Items from an interface collection
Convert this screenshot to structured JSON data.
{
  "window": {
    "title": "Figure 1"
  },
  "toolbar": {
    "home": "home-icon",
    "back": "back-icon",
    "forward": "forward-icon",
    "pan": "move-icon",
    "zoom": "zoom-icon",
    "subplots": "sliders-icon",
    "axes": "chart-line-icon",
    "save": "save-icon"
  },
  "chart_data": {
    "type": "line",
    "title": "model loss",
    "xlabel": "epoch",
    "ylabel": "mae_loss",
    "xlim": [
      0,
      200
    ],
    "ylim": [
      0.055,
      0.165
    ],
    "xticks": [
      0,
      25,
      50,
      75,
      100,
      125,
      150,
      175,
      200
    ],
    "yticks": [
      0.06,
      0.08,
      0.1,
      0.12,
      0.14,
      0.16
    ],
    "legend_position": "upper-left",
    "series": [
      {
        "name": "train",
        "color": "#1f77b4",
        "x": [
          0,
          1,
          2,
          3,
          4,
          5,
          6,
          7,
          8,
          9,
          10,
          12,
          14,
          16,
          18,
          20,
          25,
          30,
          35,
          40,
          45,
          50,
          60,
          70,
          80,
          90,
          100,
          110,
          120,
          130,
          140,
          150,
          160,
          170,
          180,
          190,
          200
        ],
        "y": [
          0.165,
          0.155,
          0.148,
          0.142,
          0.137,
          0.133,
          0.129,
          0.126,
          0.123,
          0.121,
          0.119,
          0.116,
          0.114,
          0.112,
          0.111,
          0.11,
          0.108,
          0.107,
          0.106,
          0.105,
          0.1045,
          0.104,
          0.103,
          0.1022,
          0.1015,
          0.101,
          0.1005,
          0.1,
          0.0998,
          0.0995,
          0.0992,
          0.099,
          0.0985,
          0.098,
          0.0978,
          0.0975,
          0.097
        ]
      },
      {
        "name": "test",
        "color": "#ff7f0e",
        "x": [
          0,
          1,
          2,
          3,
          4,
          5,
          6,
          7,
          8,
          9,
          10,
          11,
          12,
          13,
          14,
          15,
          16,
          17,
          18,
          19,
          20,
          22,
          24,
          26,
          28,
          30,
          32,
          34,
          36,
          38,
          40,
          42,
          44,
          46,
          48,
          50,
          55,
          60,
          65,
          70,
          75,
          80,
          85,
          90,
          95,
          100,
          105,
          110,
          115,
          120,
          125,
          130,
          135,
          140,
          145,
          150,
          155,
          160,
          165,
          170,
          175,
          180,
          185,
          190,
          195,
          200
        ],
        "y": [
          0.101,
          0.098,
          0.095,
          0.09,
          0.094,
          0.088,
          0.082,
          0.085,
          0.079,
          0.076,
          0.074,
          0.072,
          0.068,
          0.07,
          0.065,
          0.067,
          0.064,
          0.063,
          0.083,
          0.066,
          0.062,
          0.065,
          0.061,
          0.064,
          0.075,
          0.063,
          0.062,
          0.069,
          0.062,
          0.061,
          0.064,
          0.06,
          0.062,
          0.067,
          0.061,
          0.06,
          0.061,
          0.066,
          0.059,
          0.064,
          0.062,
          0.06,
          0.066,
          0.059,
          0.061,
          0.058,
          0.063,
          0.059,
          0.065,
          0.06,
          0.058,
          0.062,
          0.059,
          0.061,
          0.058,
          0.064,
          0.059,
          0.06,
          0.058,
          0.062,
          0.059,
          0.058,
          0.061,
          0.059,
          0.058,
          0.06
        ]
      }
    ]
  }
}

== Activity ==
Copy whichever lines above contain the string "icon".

== Exercise output ==
    "home": "home-icon",
    "back": "back-icon",
    "forward": "forward-icon",
    "pan": "move-icon",
    "zoom": "zoom-icon",
    "subplots": "sliders-icon",
    "axes": "chart-line-icon",
    "save": "save-icon"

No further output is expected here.